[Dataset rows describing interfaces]
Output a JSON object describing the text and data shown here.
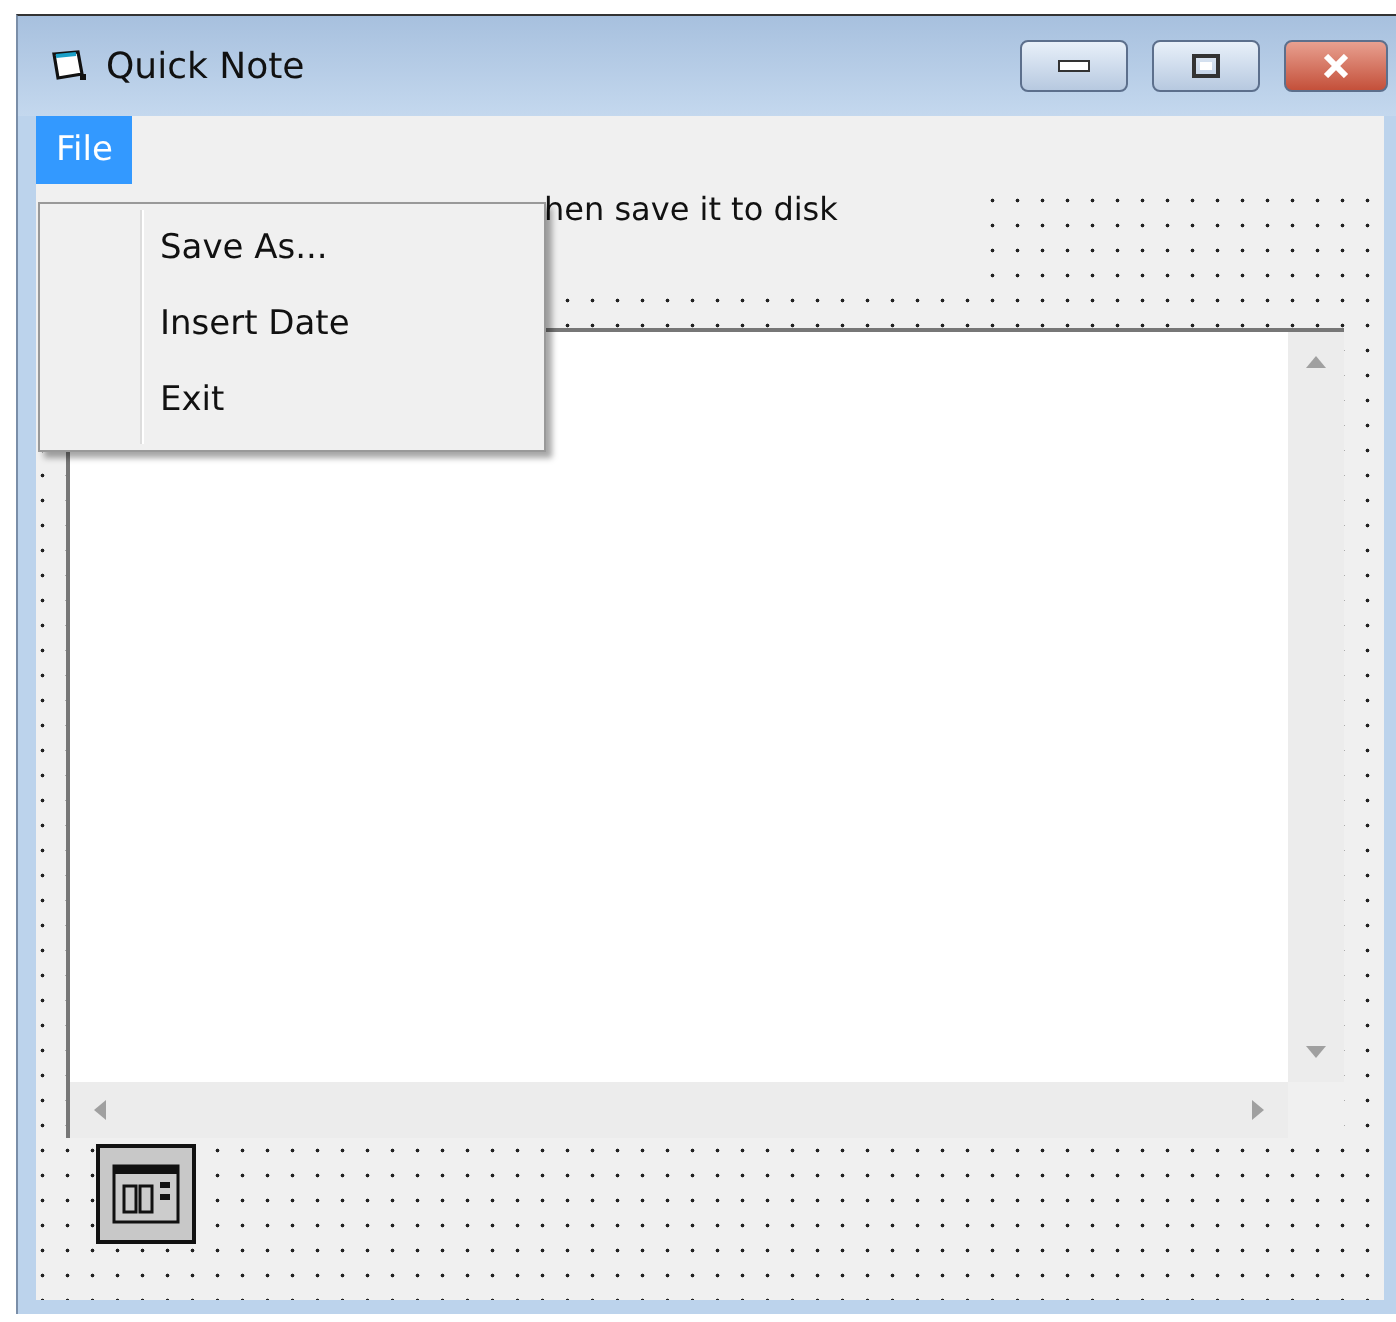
{
  "window": {
    "title": "Quick Note"
  },
  "menu_bar": [
    {
      "label": "File",
      "selected": true
    }
  ],
  "open_menu": {
    "items": [
      {
        "label": "Save As..."
      },
      {
        "label": "Insert Date"
      },
      {
        "label": "Exit"
      }
    ]
  },
  "form": {
    "label": "hen save it to disk"
  }
}
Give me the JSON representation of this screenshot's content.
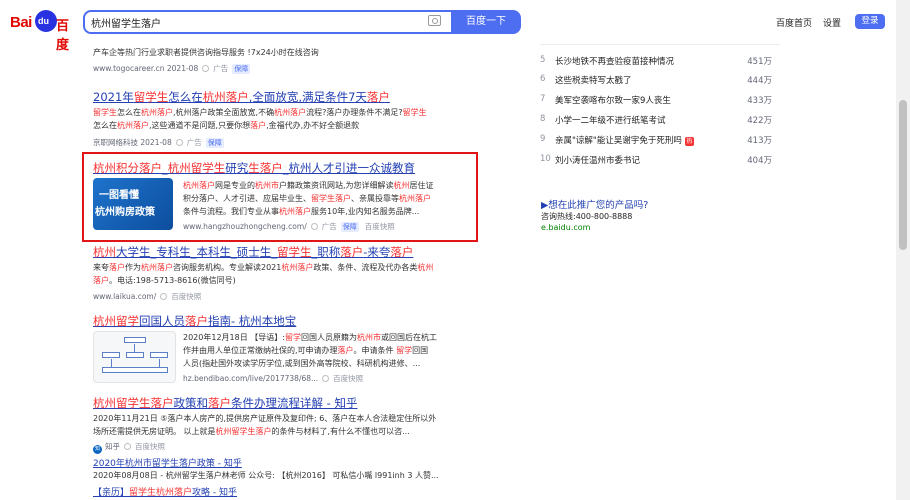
{
  "header": {
    "logo_bai": "Bai",
    "logo_paw": "du",
    "logo_du": "百度",
    "search_query": "杭州留学生落户",
    "search_button": "百度一下",
    "link_home": "百度首页",
    "link_settings": "设置",
    "login_button": "登录"
  },
  "results": {
    "r0": {
      "snippet": "产车企等热门行业求职者提供咨询指导服务 !7x24小时在线咨询",
      "meta_url": "www.togocareer.cn 2021-08",
      "ad_label": "广告",
      "protect_label": "保障"
    },
    "r1": {
      "title_parts": [
        "2021年",
        "留学生",
        "怎么在",
        "杭州落户",
        ",全面放宽,满足条件7天",
        "落户"
      ],
      "line1": [
        "留学生",
        "怎么在",
        "杭州落户",
        ",杭州落户政策全面放宽,不确",
        "杭州落户",
        "流程?落户办理条件不满足?",
        "留学生"
      ],
      "line2": [
        "怎么在",
        "杭州落户",
        ",这些通道不是问题,只要你想",
        "落户",
        ",金福代办,办不好全额退款"
      ],
      "meta_url": "京职网络科技 2021-08",
      "ad_label": "广告",
      "protect_label": "保障"
    },
    "r2": {
      "title_parts": [
        "杭州积分落户",
        "_",
        "杭州留学生",
        "研究",
        "生落户",
        "_杭州人才引进一众诚教育"
      ],
      "line1": [
        "杭州落户",
        "网是专业的",
        "杭州市",
        "户籍政策资讯网站,为您详细解读",
        "杭州",
        "居住证"
      ],
      "line2": [
        "积分落户、人才引进、应届毕业生、",
        "留学生落户",
        "、亲属投靠等",
        "杭州落户"
      ],
      "line3": [
        "条件与流程。我们专业从事",
        "杭州落户",
        "服务10年,业内知名服务品牌..."
      ],
      "meta_url": "www.hangzhouzhongcheng.com/",
      "ad_label": "广告",
      "protect_label": "保障",
      "kuaizhao": "百度快照",
      "image_line1": "一图看懂",
      "image_line2": "杭州购房政策"
    },
    "r3": {
      "title_parts": [
        "杭州",
        "大学生_专科生_本科生_硕士生_",
        "留学生",
        "_职称",
        "落户",
        "-来夸",
        "落户"
      ],
      "line1": [
        "来夸",
        "落户",
        "作为",
        "杭州落户",
        "咨询服务机构。专业解读2021",
        "杭州落户",
        "政策、条件、流程及代办各类",
        "杭州"
      ],
      "line2": [
        "落户",
        "。电话:198-5713-8616(微信同号)"
      ],
      "meta_url": "www.laikua.com/",
      "kuaizhao": "百度快照"
    },
    "r4": {
      "title_parts": [
        "杭州留学",
        "回国人员",
        "落户",
        "指南- 杭州本地宝"
      ],
      "line1": [
        "2020年12月18日 【导语】:",
        "留学",
        "回国人员原籍为",
        "杭州市",
        "或回国后在杭工"
      ],
      "line2": [
        "作并由用人单位正常缴纳社保的,可申请办理",
        "落户",
        "。申请条件 ",
        "留学",
        "回国"
      ],
      "line3": [
        "人员(指赴国外攻读学历学位,或到国外高等院校、科研机构进修、..."
      ],
      "meta_url": "hz.bendibao.com/live/2017738/68...",
      "kuaizhao": "百度快照"
    },
    "r5": {
      "title_parts": [
        "杭州留学生落户",
        "政策和",
        "落户",
        "条件办理流程详解 - 知乎"
      ],
      "line1": [
        "2020年11月21日 ",
        "⑤",
        "落户本人房产的,提供房产证原件及复印件; 6、落户在本人合法稳定住所以外"
      ],
      "line2": [
        "场所还需提供无房证明。 以上就是",
        "杭州留学生落户",
        "的条件与材料了,有什么不懂也可以咨..."
      ],
      "meta_source": "知乎",
      "kuaizhao": "百度快照"
    },
    "r6": {
      "title": "2020年杭州市留学生落户政策 - 知乎",
      "snippet": "2020年08月08日 - 杭州留学生落户林老师 公众号: 【杭州2016】 可私信小嘴 l991inh 3 人赞..."
    },
    "r7": {
      "tag": "【亲历】",
      "title_parts": [
        "留学生",
        "杭州落户",
        "攻略 - 知乎"
      ]
    }
  },
  "hot_list": [
    {
      "num": "5",
      "text": "长沙地铁不再查验疫苗接种情况",
      "count": "451万",
      "tag": ""
    },
    {
      "num": "6",
      "text": "这些税卖特写太戳了",
      "count": "444万",
      "tag": ""
    },
    {
      "num": "7",
      "text": "美军空袭喀布尔致一家9人丧生",
      "count": "433万",
      "tag": ""
    },
    {
      "num": "8",
      "text": "小学一二年级不进行纸笔考试",
      "count": "422万",
      "tag": ""
    },
    {
      "num": "9",
      "text": "亲属\"谅解\"能让吴谢宇免于死刑吗",
      "count": "413万",
      "tag": "热"
    },
    {
      "num": "10",
      "text": "刘小涛任温州市委书记",
      "count": "404万",
      "tag": ""
    }
  ],
  "promo": {
    "title": "▶想在此推广您的产品吗?",
    "phone": "咨询热线:400-800-8888",
    "url": "e.baidu.com"
  }
}
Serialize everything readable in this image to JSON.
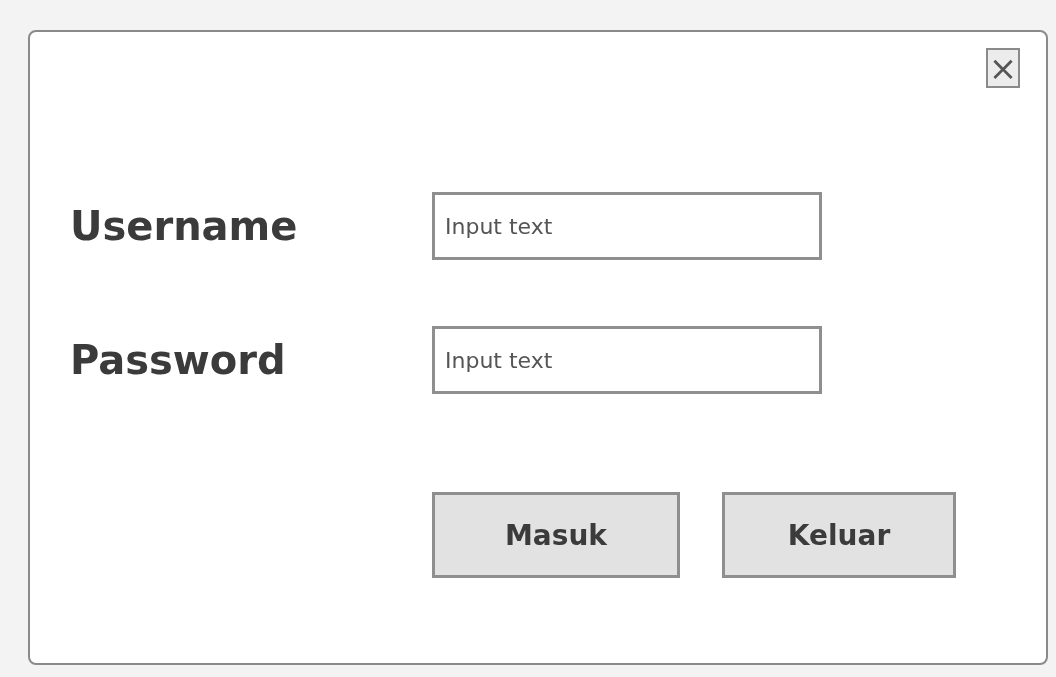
{
  "dialog": {
    "close_label": "×",
    "fields": [
      {
        "label": "Username",
        "placeholder": "Input text"
      },
      {
        "label": "Password",
        "placeholder": "Input text"
      }
    ],
    "buttons": [
      "Masuk",
      "Keluar"
    ]
  }
}
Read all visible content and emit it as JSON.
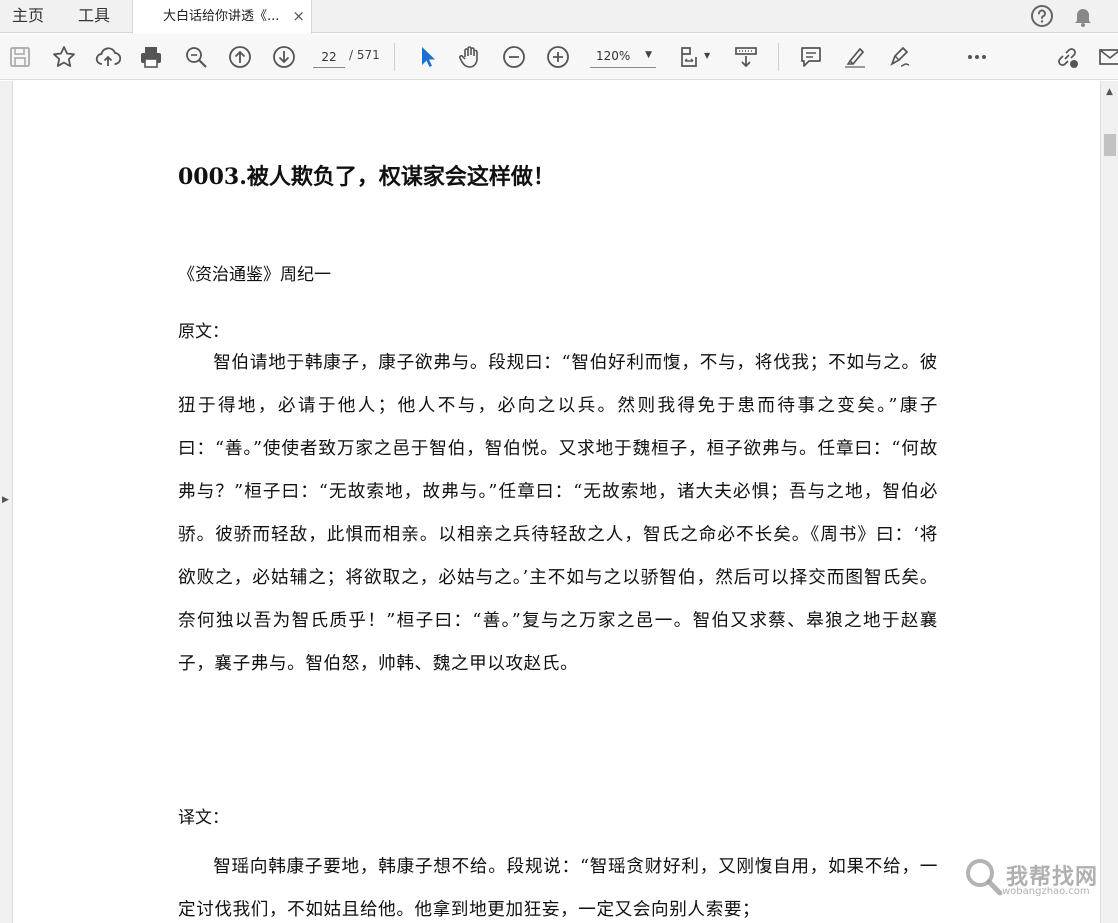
{
  "tabs": {
    "home": "主页",
    "tools": "工具",
    "document": "大白话给你讲透《...",
    "close": "×"
  },
  "toolbar": {
    "page_current": "22",
    "page_total": "/ 571",
    "zoom": "120%"
  },
  "icons": {
    "save": "save-icon",
    "bookmark": "star-icon",
    "upload": "cloud-upload-icon",
    "print": "print-icon",
    "zoom_search": "magnifier-icon",
    "prev_page": "arrow-up-circle-icon",
    "next_page": "arrow-down-circle-icon",
    "select": "cursor-icon",
    "pan": "hand-icon",
    "zoom_out": "minus-circle-icon",
    "zoom_in": "plus-circle-icon",
    "fit_page": "fit-page-icon",
    "scroll_mode": "scroll-mode-icon",
    "comment": "comment-icon",
    "highlight": "highlighter-icon",
    "sign": "sign-icon",
    "more": "more-icon",
    "share": "share-link-icon",
    "mail": "mail-icon",
    "help": "help-icon",
    "notifications": "bell-icon"
  },
  "colors": {
    "select_tool_active": "#1a6fd0",
    "toolbar_icon": "#555555"
  },
  "document": {
    "title": "0003.被人欺负了，权谋家会这样做！",
    "source": "《资治通鉴》周纪一",
    "original_label": "原文：",
    "original_text": "智伯请地于韩康子，康子欲弗与。段规曰：“智伯好利而愎，不与，将伐我；不如与之。彼狃于得地，必请于他人；他人不与，必向之以兵。然则我得免于患而待事之变矣。”康子曰：“善。”使使者致万家之邑于智伯，智伯悦。又求地于魏桓子，桓子欲弗与。任章曰：“何故弗与？”桓子曰：“无故索地，故弗与。”任章曰：“无故索地，诸大夫必惧；吾与之地，智伯必骄。彼骄而轻敌，此惧而相亲。以相亲之兵待轻敌之人，智氏之命必不长矣。《周书》曰：‘将欲败之，必姑辅之；将欲取之，必姑与之。’主不如与之以骄智伯，然后可以择交而图智氏矣。奈何独以吾为智氏质乎！”桓子曰：“善。”复与之万家之邑一。智伯又求蔡、皋狼之地于赵襄子，襄子弗与。智伯怒，帅韩、魏之甲以攻赵氏。",
    "translation_label": "译文：",
    "translation_text": "智瑶向韩康子要地，韩康子想不给。段规说：“智瑶贪财好利，又刚愎自用，如果不给，一定讨伐我们，不如姑且给他。他拿到地更加狂妄，一定又会向别人索要；"
  },
  "watermark": {
    "text": "我帮找网",
    "url": "wobangzhao.com"
  }
}
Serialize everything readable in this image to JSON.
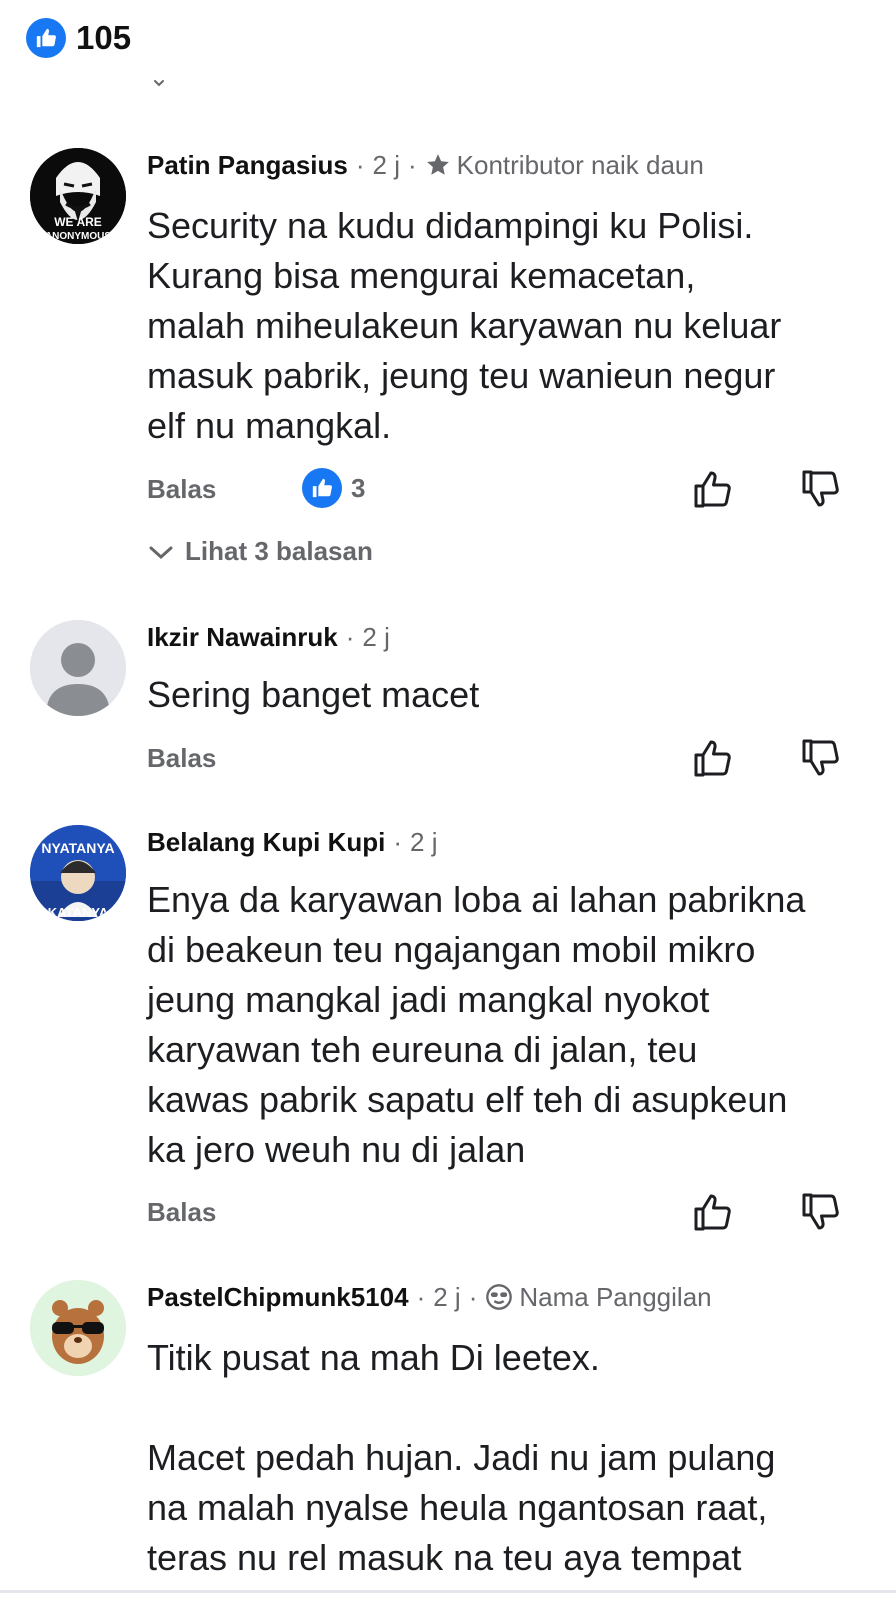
{
  "header": {
    "like_count": "105",
    "like_icon": "thumbs-up-icon"
  },
  "comments": [
    {
      "author": "Patin Pangasius",
      "time": "2 j",
      "badge": "Kontributor naik daun",
      "badge_icon": "star-icon",
      "avatar_text_1": "WE ARE",
      "avatar_text_2": "ANONYMOUS",
      "text": "Security na kudu didampingi ku Polisi.\nKurang bisa mengurai kemacetan,\nmalah miheulakeun karyawan nu keluar\nmasuk pabrik, jeung teu wanieun negur\nelf nu mangkal.",
      "reply_label": "Balas",
      "reaction_count": "3",
      "view_replies": "Lihat 3 balasan"
    },
    {
      "author": "Ikzir Nawainruk",
      "time": "2 j",
      "text": "Sering banget macet",
      "reply_label": "Balas"
    },
    {
      "author": "Belalang Kupi Kupi",
      "time": "2 j",
      "avatar_text_1": "NYATANYA",
      "avatar_text_2": "KATANYA",
      "text": "Enya da karyawan loba ai lahan pabrikna\ndi beakeun teu ngajangan mobil mikro\njeung mangkal jadi mangkal nyokot\nkaryawan teh eureuna di jalan, teu\nkawas pabrik sapatu elf teh di asupkeun\nka jero weuh nu di jalan",
      "reply_label": "Balas"
    },
    {
      "author": "PastelChipmunk5104",
      "time": "2 j",
      "badge": "Nama Panggilan",
      "badge_icon": "sunglasses-face-icon",
      "text": "Titik pusat na mah Di leetex.\n\nMacet pedah hujan. Jadi nu jam pulang\nna malah nyalse heula ngantosan raat,\nteras nu rel masuk na teu aya tempat"
    }
  ],
  "colors": {
    "accent": "#1877f2",
    "muted": "#65676b",
    "text": "#1c1e21"
  }
}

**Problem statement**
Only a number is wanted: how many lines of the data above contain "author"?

**Output of the exercise**
4